#### [Work instructions]
From the entries below, count every line that contains the word "this". Please give the number and nothing else.

#### [Entries shown]

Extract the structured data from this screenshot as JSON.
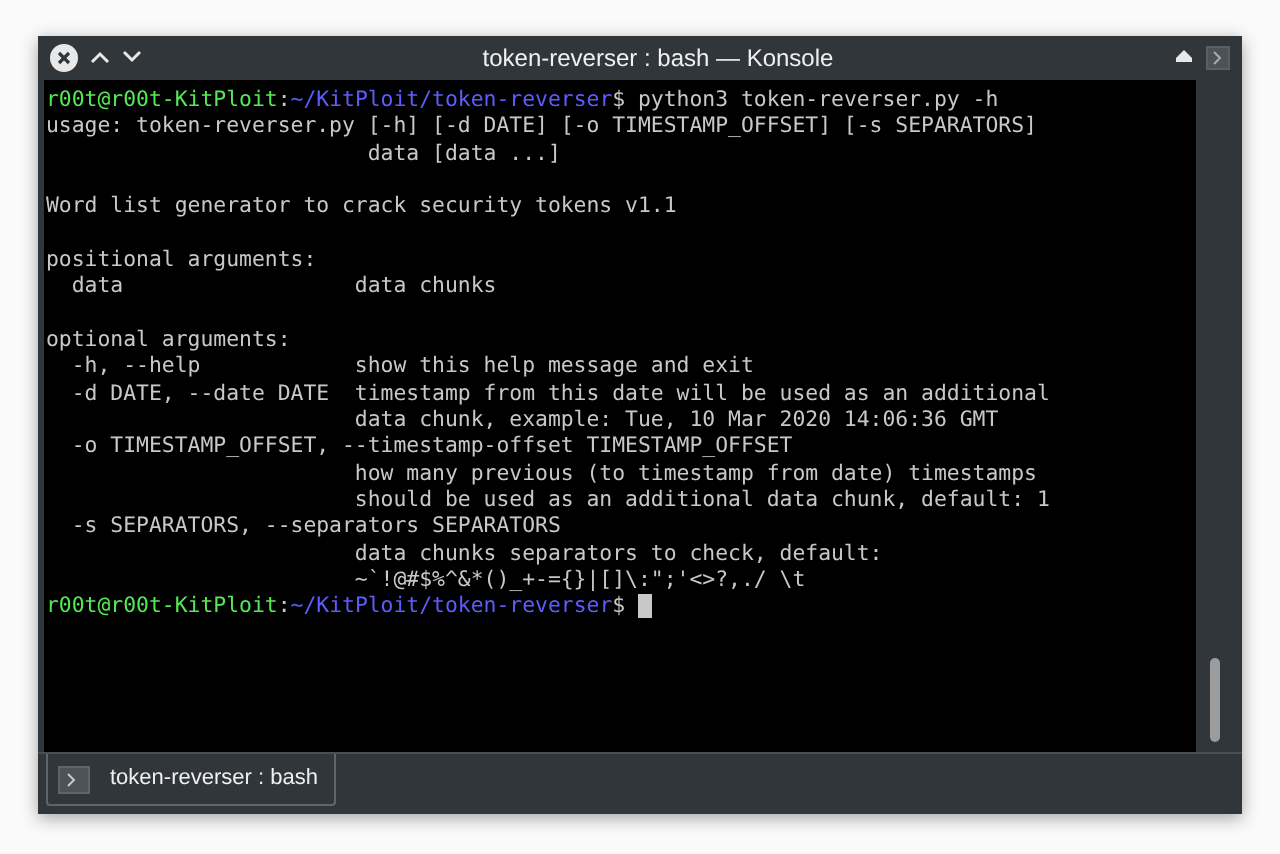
{
  "window": {
    "title": "token-reverser : bash — Konsole"
  },
  "terminal": {
    "lines": [
      {
        "kind": "prompt",
        "user_host": "r00t@r00t-KitPloit",
        "separator": ":",
        "path": "~/KitPloit/token-reverser",
        "prompt_end": "$",
        "command": "python3 token-reverser.py -h",
        "cursor": false
      },
      {
        "kind": "output",
        "text": "usage: token-reverser.py [-h] [-d DATE] [-o TIMESTAMP_OFFSET] [-s SEPARATORS]"
      },
      {
        "kind": "output",
        "text": "                         data [data ...]"
      },
      {
        "kind": "blank"
      },
      {
        "kind": "output",
        "text": "Word list generator to crack security tokens v1.1"
      },
      {
        "kind": "blank"
      },
      {
        "kind": "output",
        "text": "positional arguments:"
      },
      {
        "kind": "output",
        "text": "  data                  data chunks"
      },
      {
        "kind": "blank"
      },
      {
        "kind": "output",
        "text": "optional arguments:"
      },
      {
        "kind": "output",
        "text": "  -h, --help            show this help message and exit"
      },
      {
        "kind": "output",
        "text": "  -d DATE, --date DATE  timestamp from this date will be used as an additional"
      },
      {
        "kind": "output",
        "text": "                        data chunk, example: Tue, 10 Mar 2020 14:06:36 GMT"
      },
      {
        "kind": "output",
        "text": "  -o TIMESTAMP_OFFSET, --timestamp-offset TIMESTAMP_OFFSET"
      },
      {
        "kind": "output",
        "text": "                        how many previous (to timestamp from date) timestamps"
      },
      {
        "kind": "output",
        "text": "                        should be used as an additional data chunk, default: 1"
      },
      {
        "kind": "output",
        "text": "  -s SEPARATORS, --separators SEPARATORS"
      },
      {
        "kind": "output",
        "text": "                        data chunks separators to check, default:"
      },
      {
        "kind": "output",
        "text": "                        ~`!@#$%^&*()_+-={}|[]\\:\";'<>?,./ \\t"
      },
      {
        "kind": "prompt",
        "user_host": "r00t@r00t-KitPloit",
        "separator": ":",
        "path": "~/KitPloit/token-reverser",
        "prompt_end": "$",
        "cursor": true
      }
    ]
  },
  "tabs": [
    {
      "label": "token-reverser : bash",
      "selected": true
    }
  ]
}
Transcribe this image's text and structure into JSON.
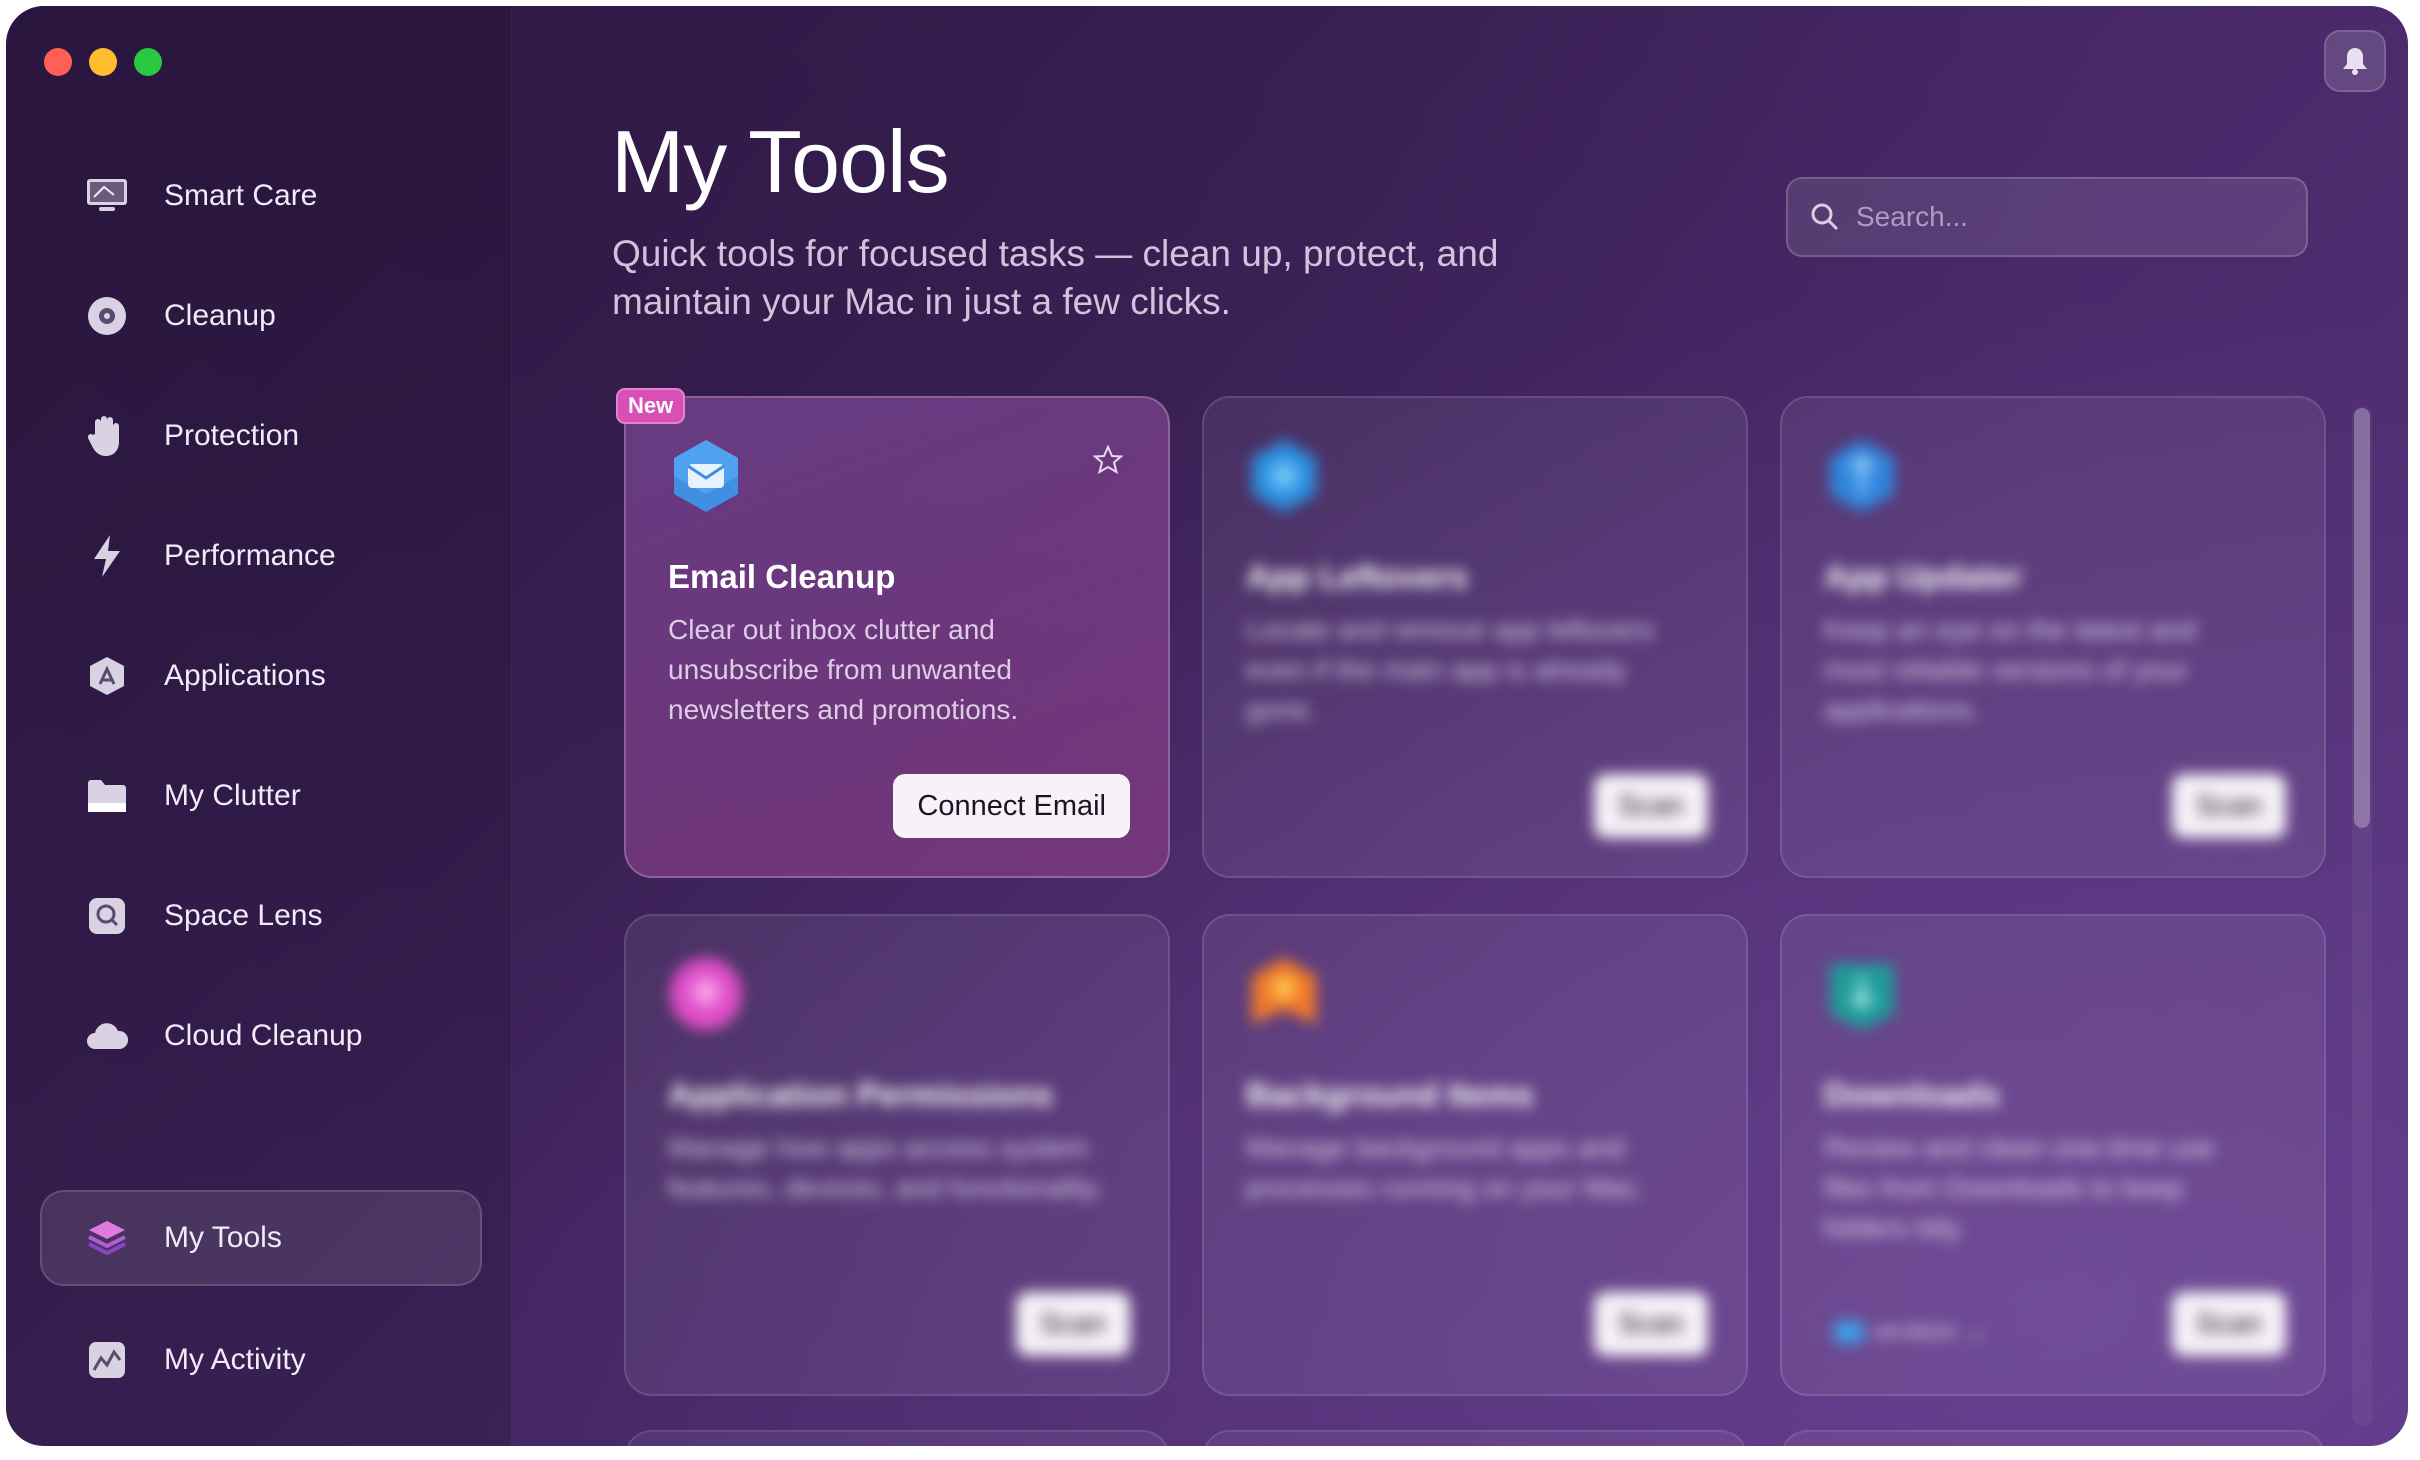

#### [Your solution]
4